Geddy Lee Recalls the Making of Rush’s Debut Album
Forty years have passed since the release of Rush’s self-titled debut album. Yesterday (April 29), the disc was reissued in an extravagant new box set titled Rush ReDISCovered. As reported by Bravewords.com, frontman Geddy Lee says the making of the original album was exceptionally challenging. “It’s sort of a miracle that it came into being at all,” recalls Lee. “We originally recorded most of the songs in a studio in downtown Toronto, between the hours of 2 a.m. until 8 a.m. after we had finished playing five sets a night at a local rock club. We managed to record an album's worth of material in a matter of days and the engineer who worked with us then mixed the entire record in one evening.”
Lee says those original mixes failed to capture the band’s true sound. “We were crushed with disappointment …” he reveals. “The next day we ran to our manager for help and we were directed to an ex-pat British engineer and producer named Terry Brown. We met with Terry and instantly felt we were on better footing. After he had come to hear us play live, he suggested that we come to his studio, Toronto Sound, and re-record many of the overdubs and record a few of the ‘newer’ songs that we had written and then re-mix the rest. Terry saved the album … no question about that.

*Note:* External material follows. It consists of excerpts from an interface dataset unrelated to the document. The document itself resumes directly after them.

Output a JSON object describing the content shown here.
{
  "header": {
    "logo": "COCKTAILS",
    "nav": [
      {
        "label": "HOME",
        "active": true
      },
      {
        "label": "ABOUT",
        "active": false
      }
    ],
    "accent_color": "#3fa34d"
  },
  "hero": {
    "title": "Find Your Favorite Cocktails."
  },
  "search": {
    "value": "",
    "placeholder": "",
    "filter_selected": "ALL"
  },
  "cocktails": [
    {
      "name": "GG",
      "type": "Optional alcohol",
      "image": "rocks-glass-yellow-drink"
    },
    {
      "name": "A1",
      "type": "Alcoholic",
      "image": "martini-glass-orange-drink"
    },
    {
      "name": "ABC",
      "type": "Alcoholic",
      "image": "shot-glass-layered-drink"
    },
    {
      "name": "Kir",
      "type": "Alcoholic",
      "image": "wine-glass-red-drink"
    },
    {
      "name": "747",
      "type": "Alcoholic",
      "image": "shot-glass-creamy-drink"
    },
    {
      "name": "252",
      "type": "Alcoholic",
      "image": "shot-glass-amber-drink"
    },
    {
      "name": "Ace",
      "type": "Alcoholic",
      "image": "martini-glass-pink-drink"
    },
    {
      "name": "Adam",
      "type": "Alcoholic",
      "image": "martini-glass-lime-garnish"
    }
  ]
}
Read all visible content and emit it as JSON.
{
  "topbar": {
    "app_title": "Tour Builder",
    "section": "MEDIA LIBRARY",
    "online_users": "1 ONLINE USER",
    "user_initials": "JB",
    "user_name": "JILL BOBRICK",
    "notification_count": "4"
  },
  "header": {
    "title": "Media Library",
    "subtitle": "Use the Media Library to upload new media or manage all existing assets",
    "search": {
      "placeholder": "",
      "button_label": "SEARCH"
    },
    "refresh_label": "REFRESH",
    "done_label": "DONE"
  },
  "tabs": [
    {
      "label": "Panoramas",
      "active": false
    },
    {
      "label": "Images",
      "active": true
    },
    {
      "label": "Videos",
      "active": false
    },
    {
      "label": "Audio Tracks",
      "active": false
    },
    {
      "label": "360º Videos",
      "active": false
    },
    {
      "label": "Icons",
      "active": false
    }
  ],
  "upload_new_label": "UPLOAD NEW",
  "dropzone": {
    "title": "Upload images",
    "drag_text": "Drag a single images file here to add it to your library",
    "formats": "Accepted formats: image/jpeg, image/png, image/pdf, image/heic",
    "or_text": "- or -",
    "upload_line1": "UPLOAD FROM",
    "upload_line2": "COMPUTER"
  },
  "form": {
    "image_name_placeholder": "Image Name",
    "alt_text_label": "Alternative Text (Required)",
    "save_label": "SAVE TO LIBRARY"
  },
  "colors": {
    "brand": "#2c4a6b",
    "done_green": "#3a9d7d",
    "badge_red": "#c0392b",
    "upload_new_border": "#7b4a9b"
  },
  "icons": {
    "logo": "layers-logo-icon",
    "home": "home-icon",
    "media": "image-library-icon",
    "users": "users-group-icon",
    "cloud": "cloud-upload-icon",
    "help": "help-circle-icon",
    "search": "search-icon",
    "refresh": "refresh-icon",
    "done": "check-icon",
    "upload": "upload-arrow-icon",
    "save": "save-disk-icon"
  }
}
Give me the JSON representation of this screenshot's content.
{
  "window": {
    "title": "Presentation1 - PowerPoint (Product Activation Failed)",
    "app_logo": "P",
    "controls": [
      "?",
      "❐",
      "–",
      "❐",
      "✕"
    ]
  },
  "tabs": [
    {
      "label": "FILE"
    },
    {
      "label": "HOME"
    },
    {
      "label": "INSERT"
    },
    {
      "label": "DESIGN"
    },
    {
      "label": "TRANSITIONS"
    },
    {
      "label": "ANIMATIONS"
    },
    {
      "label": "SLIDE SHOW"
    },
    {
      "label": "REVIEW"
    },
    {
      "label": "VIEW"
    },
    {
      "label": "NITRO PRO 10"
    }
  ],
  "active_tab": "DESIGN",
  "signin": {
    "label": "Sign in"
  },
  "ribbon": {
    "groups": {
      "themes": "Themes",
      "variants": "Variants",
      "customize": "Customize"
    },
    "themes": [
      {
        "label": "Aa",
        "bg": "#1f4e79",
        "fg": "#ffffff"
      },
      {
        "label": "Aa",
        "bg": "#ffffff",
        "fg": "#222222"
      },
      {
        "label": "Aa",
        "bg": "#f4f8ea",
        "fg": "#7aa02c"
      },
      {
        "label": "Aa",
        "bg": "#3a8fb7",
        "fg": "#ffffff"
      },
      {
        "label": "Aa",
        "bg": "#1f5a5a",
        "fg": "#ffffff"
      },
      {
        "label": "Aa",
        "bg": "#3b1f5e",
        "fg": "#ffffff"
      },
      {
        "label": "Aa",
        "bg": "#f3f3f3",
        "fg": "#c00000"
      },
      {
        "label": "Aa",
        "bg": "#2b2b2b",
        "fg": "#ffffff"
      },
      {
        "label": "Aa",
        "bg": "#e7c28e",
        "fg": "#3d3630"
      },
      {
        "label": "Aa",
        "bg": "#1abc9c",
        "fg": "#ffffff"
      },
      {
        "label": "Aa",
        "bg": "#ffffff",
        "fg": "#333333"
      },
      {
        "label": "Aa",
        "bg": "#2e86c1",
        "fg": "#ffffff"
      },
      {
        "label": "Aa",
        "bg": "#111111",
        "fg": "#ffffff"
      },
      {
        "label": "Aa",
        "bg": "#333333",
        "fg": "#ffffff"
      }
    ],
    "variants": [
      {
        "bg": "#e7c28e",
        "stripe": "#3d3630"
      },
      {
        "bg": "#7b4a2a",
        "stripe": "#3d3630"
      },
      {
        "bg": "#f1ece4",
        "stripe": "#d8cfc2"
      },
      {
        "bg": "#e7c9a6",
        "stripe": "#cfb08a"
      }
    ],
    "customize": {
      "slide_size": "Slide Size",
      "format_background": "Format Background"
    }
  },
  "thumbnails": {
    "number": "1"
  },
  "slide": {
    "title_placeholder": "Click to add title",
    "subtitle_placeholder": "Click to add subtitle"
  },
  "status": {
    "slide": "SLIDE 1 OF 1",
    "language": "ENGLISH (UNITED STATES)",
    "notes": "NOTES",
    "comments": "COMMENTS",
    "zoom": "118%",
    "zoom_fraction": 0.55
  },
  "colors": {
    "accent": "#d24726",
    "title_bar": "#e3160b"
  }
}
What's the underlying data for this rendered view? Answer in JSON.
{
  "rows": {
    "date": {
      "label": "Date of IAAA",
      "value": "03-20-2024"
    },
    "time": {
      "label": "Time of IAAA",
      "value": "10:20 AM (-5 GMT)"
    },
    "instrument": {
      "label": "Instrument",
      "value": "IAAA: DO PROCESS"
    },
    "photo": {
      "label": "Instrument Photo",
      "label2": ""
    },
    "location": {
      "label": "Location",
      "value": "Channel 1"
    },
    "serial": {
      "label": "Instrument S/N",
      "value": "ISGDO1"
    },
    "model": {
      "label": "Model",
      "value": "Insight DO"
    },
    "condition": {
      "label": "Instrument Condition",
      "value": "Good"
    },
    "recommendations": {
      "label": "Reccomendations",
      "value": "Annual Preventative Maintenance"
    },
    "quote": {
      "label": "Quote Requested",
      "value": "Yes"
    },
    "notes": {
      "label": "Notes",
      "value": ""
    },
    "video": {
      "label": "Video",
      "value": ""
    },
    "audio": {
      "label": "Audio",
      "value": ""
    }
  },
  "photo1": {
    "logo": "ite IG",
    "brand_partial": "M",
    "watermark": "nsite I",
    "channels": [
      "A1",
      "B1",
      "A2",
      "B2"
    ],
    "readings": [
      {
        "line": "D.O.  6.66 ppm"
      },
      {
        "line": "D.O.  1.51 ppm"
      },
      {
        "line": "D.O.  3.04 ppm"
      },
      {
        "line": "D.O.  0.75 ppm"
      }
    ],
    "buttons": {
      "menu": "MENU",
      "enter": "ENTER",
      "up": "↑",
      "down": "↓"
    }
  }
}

It began a very happy collaboration that endured until 1981.” Rush ReDISCovered was remastered at Abbey Road Studios by Sean McGee, who also oversaw the recent Beatles vinyl remasters.